Joel: I always loved illustrations and art being used as the vehicle for a story. Ever since I was little, I loved comic books, Saturday morning cartoons, puppetry…and extensions of that: action figures, video games… To me it was such a great idea. Good art could carry a terrible story… But even a great story had trouble if the artwork was sub-par.
In middle school, and high school I created comic strips. My friend Shane and I had a series of notebooks that we would trade back and forth. I would write/draw 5 pages or so… then I would give him the notebook, and we would take turns. Shane sent me a few of those notebooks last year, and they are pretty entertaining!

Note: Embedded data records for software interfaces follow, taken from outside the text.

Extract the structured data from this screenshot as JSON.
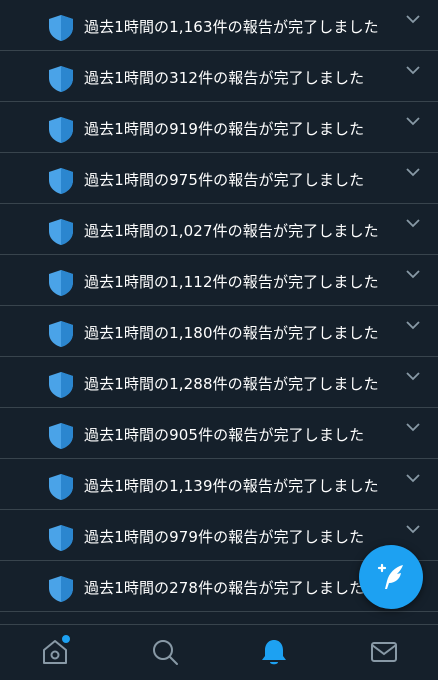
{
  "notifications": [
    {
      "text": "過去1時間の1,163件の報告が完了しました"
    },
    {
      "text": "過去1時間の312件の報告が完了しました"
    },
    {
      "text": "過去1時間の919件の報告が完了しました"
    },
    {
      "text": "過去1時間の975件の報告が完了しました"
    },
    {
      "text": "過去1時間の1,027件の報告が完了しました"
    },
    {
      "text": "過去1時間の1,112件の報告が完了しました"
    },
    {
      "text": "過去1時間の1,180件の報告が完了しました"
    },
    {
      "text": "過去1時間の1,288件の報告が完了しました"
    },
    {
      "text": "過去1時間の905件の報告が完了しました"
    },
    {
      "text": "過去1時間の1,139件の報告が完了しました"
    },
    {
      "text": "過去1時間の979件の報告が完了しました"
    },
    {
      "text": "過去1時間の278件の報告が完了しました"
    }
  ],
  "row_icon": "shield-icon",
  "row_menu_icon": "chevron-down-icon",
  "fab_icon": "compose-tweet-icon",
  "tabs": [
    {
      "name": "home",
      "icon": "home-icon",
      "active": false,
      "has_dot": true
    },
    {
      "name": "search",
      "icon": "search-icon",
      "active": false
    },
    {
      "name": "notifications",
      "icon": "bell-icon",
      "active": true
    },
    {
      "name": "messages",
      "icon": "mail-icon",
      "active": false
    }
  ],
  "colors": {
    "background": "#15202b",
    "divider": "#38444d",
    "accent": "#1da1f2",
    "shield": "#4aa3e8",
    "icon_inactive": "#8899a6"
  }
}
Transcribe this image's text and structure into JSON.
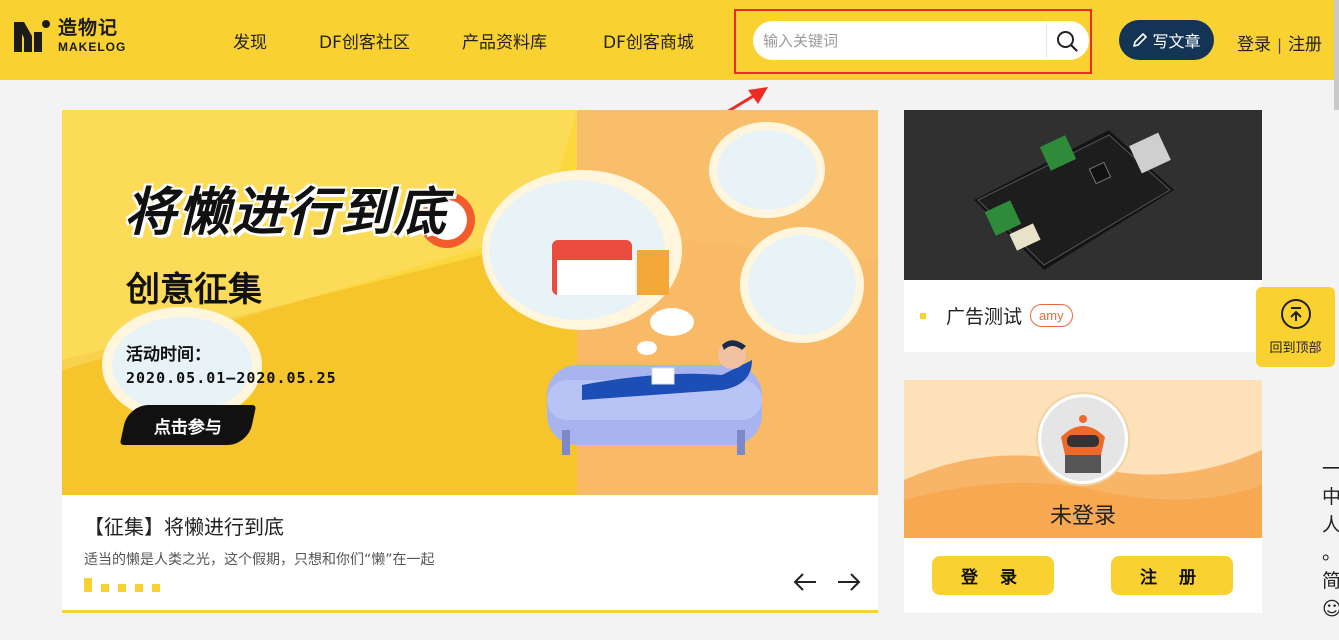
{
  "header": {
    "logo_cn": "造物记",
    "logo_en": "MAKELOG",
    "nav": [
      "发现",
      "DF创客社区",
      "产品资料库",
      "DF创客商城"
    ],
    "search_placeholder": "输入关键词",
    "write_label": "写文章",
    "login": "登录",
    "register": "注册"
  },
  "banner": {
    "title": "将懒进行到底",
    "subtitle": "创意征集",
    "time_label": "活动时间：",
    "time_range": "2020.05.01—2020.05.25",
    "join_label": "点击参与",
    "caption_title": "【征集】将懒进行到底",
    "caption_desc": "适当的懒是人类之光，这个假期，只想和你们“懒”在一起",
    "slide_count": 5,
    "active_slide": 1
  },
  "ad": {
    "title": "广告测试",
    "tag": "amy"
  },
  "login_card": {
    "status": "未登录",
    "login_button": "登 录",
    "register_button": "注 册"
  },
  "back_to_top": "回到顶部",
  "edge_text": [
    "一",
    "中",
    "人",
    "。",
    "简",
    "☺"
  ],
  "colors": {
    "brand_yellow": "#f9d231",
    "navy": "#143456",
    "highlight_red": "#ee2a24",
    "tag_orange": "#e86a3c"
  }
}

Growing up, I never thought I would work on children’s books. I always had my eyes on making comic books. But the genres overlap, and it’s great to see people like Skottie Young, Jake Parker and others that succeed in both… and to know that it is POSSIBLE. I remember getting in trouble by teachers for reading comic books when I was young. I remember my parents taking them away. It is so amazing to see them in libraries now, and to see multiple sections of them!

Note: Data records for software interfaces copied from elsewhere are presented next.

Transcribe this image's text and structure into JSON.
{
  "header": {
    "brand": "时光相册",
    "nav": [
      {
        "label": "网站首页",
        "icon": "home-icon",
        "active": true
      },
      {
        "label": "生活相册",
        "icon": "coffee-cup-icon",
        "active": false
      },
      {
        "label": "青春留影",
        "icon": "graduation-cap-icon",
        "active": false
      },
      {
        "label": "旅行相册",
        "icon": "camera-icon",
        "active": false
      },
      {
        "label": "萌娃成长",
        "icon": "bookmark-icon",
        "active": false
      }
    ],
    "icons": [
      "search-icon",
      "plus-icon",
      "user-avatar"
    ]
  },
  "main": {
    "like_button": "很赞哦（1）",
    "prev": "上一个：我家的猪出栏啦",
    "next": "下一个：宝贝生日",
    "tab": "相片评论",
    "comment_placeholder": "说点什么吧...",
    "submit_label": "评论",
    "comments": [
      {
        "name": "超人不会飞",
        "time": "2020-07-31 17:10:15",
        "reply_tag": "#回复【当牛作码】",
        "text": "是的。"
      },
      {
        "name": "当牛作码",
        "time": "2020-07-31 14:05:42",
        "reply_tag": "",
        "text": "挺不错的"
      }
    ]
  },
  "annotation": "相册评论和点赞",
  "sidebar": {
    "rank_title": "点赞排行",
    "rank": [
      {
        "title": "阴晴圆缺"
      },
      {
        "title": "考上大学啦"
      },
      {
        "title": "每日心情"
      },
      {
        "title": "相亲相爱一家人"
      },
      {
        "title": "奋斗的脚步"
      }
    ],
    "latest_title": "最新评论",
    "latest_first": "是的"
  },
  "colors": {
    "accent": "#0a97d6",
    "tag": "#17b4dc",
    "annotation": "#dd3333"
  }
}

Dani: What draws you to creating scary art for kids?
Joel: It’s always funny when I am asked that. I don’t think I have scary art. I grew up loving horror movies, and monsters and alien invasions and robots. Maybe it’s in my blood. My goal is not to scare anyone. It might just be “what I do.” I remember someone telling me that my art “might be too scary for children’s books.” But then I got a contract to do some monster books. So I don’t know.
There are a lot of talented illustrators out there whose work is “scary” … like Stephen Gammell, … even Ralph Steadman has done some children’s books. I think there is a place for art that can visually, be a little frightening.
I find that some of the most beautiful books I am reading now, are books that tackle topics that children wrestle with. I think books like Wolf Erlbach’s "Duck, Death and the Tulip”
The funny thing is that right now I am working on a couple things, both of which are certainly not scary (ok, maybe a little... if you are allergic to bees).
Dani: How do you know the correct balance of scary/cute in Picture Books?
Joel: I’m not sure. I don’t think there is a science to it. I think that even a scary character can be lovable. It’s in the action, the expression, and the way the character is written and designed. Look at Sendak’s “Where the Wild Things Are” or Donaldson’s “The Gruffalo” … Both have creatures that are scary, wild. But Max controls the Wild Things, and the Mouse uses his wits to survive. Yet in both creatures are tamed, yet when left to their own devices, may have been pretty scary.
I think the approach is to know your audience, and let the story guide your hand.
Dani: What is your favorite part of illustration?
Joel: I actually have two:
1) Character Design: The place where the world is wide open, and you can make as many variations as you wish. This is the most fun for me. Seeing all the possibilities and places that your brain can take you. I try to make 20-50 designs of a character before I get the right one. When it ends up looking like I am holding a casting call in my sketchbook for a character to play the part, I know I am doing it right.
2) Signing a book: This may sound weird, but I have my heroes in the illustration and comic book world. Some I have been lucky to shake their hand, get an autograph or a piece of art. I absolutely love drawing a picture for someone in a book, because in the end, we don’t make these books to please or entertain ourselves. We do it for others, and especially children, to enjoy.
Dani: How do you approach creating dummies?
Joel: I do a lot of sketches, and then do more sketches. I think that the dummy approach is fairly the same for everyone. When tackling my own stories, I try to make sure that the illustrations round out or expand on the world that our characters inhabit. Simply being a narrative of the story is not enough. The art has a power to go above and beyond what the story says. It gives us a glimpse into a much larger world that we may never see all of.
I try to make the art drive the reader, to take them from this page to the next: The art should carry the story without words, because if the story has to carry the art, it may need to be rethought. I usually try to a have a page or two that are close to polished, to give viewers a sense of what the finished product would look like.
Joel's Books: http://www.joelcookart.com/published-work.html